EDTECH: As millennials have given way to Gen Z students, has there been a meaningful shift in colleges’ approach to technology?
KAYYE: Not yet. Universities are behind a couple of years, and they need to rapidly catch up. The average 25-year-old and the average 20-year-old are vastly different today in the way they interact with technology and services.
Millennials benefited from technology because it forced professors — and, for that matter, middle school and high school teachers — to take whatever they were teaching and put it into something like PowerPoint.
There was always an outline that the students could follow.
Gen Z would rather have the slides delivered to their personal devices in real time. They want to annotate whatever’s on the slides and make their own notes. They would rather have the content streamed directly to the devices in their hands.
And speaking of the devices in their hands, the devices that universities are used to handling, and that they do a really good job handling from the standpoint of managing content, are laptops.
They are not doing a good job at handling tablets and mobile phones. All you have to do to see that is look at all the learning management systems that are not optimized for mobile devices. It’s completely illogical.
MORE FROM EDTECH: Check out how experts expect Generation Z students to push the limits of mobile-first learning.
EDTECH: It sounds like BYOD has changed dramatically over time.
KAYYE:Most students don’t care about putting their screen on the screen in the front of the room, and that’s what BYOD mostly means. What I’m talking about is delivering the content to the student.
It’s not logical for a millennial to say, “I missed class. I missed the notes. I have to get the notes from my friend.” Why? Because they grew up having access to the notes in the first place.
And Gen Z has always had that. They started with smartboards in kindergarten. They are expecting the technology to be seamless.
In their case, BYOD doesn’t mean sharing devices on a projector. It means, “You should be sending the content to me.” It means, “If I miss class, I should be able to join class from wherever I am without any limitations.”
Right now, the limitations are the IT department saying, “That’s not secure.” Or the professor not even knowing how to send that content other than through email or posting it on an LMS that isn’t mobile friendly.

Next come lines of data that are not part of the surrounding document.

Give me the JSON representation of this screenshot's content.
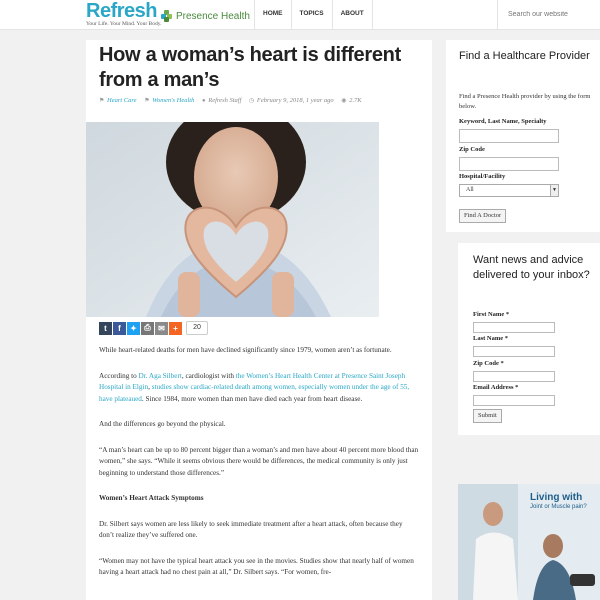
{
  "header": {
    "logo": "Refresh",
    "tagline": "Your Life. Your Mind. Your Body.",
    "partner": "Presence Health",
    "nav": [
      "HOME",
      "TOPICS",
      "ABOUT"
    ],
    "search_placeholder": "Search our website",
    "accent": "#2aa7c6"
  },
  "article": {
    "title": "How a woman’s heart is different from a man’s",
    "meta": {
      "category1": "Heart Care",
      "category2": "Women's Health",
      "author": "Refresh Staff",
      "date": "February 9, 2018, 1 year ago",
      "views": "2.7K"
    },
    "share": {
      "icons": [
        "tumblr-icon",
        "facebook-icon",
        "twitter-icon",
        "print-icon",
        "email-icon",
        "more-icon"
      ],
      "count": "20"
    },
    "p1": "While heart-related deaths for men have declined significantly since 1979, women aren’t as fortunate.",
    "p2_pre": "According to ",
    "p2_link1": "Dr. Aga Silbert",
    "p2_mid": ", cardiologist with ",
    "p2_link2": "the Women’s Heart Health Center at Presence Saint Joseph Hospital in Elgin",
    "p2_comma": ", ",
    "p2_link3": "studies show cardiac-related death among women, especially women under the age of 55, have plateaued",
    "p2_post": ". Since 1984, more women than men have died each year from heart disease.",
    "p3": "And the differences go beyond the physical.",
    "p4": "“A man’s heart can be up to 80 percent bigger than a woman’s and men have about 40 percent more blood than women,” she says. “While it seems obvious there would be differences, the medical community is only just beginning to understand those differences.”",
    "h1": "Women’s Heart Attack Symptoms",
    "p5": "Dr. Silbert says women are less likely to seek immediate treatment after a heart attack, often because they don’t realize they’ve suffered one.",
    "p6": "“Women may not have the typical heart attack you see in the movies. Studies show that nearly half of women having a heart attack had no chest pain at all,” Dr. Silbert says. “For women, fre-"
  },
  "provider_widget": {
    "title": "Find a Healthcare Provider",
    "desc": "Find a Presence Health provider by using the form below.",
    "label_keyword": "Keyword, Last Name, Specialty",
    "label_zip": "Zip Code",
    "label_hospital": "Hospital/Facility",
    "hospital_value": "All",
    "button": "Find A Doctor"
  },
  "news_widget": {
    "title": "Want news and advice delivered to your inbox?",
    "label_first": "First Name *",
    "label_last": "Last Name *",
    "label_zip": "Zip Code *",
    "label_email": "Email Address *",
    "button": "Submit"
  },
  "ad": {
    "title": "Living with",
    "subtitle": "Joint or Muscle pain?"
  }
}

EDTECH: So, what are Gen Z students looking for in their learning spaces?
KAYYE: If you jump forward 10 years, colleges will have gotten smart — the ones that are really smart are already doing this — and realized that Gen Z sees electronic communication as equal to communication in person.
If you’re just in class to absorb a lecture, why can’t that lecture be delivered asynchronously, anywhere, at any time?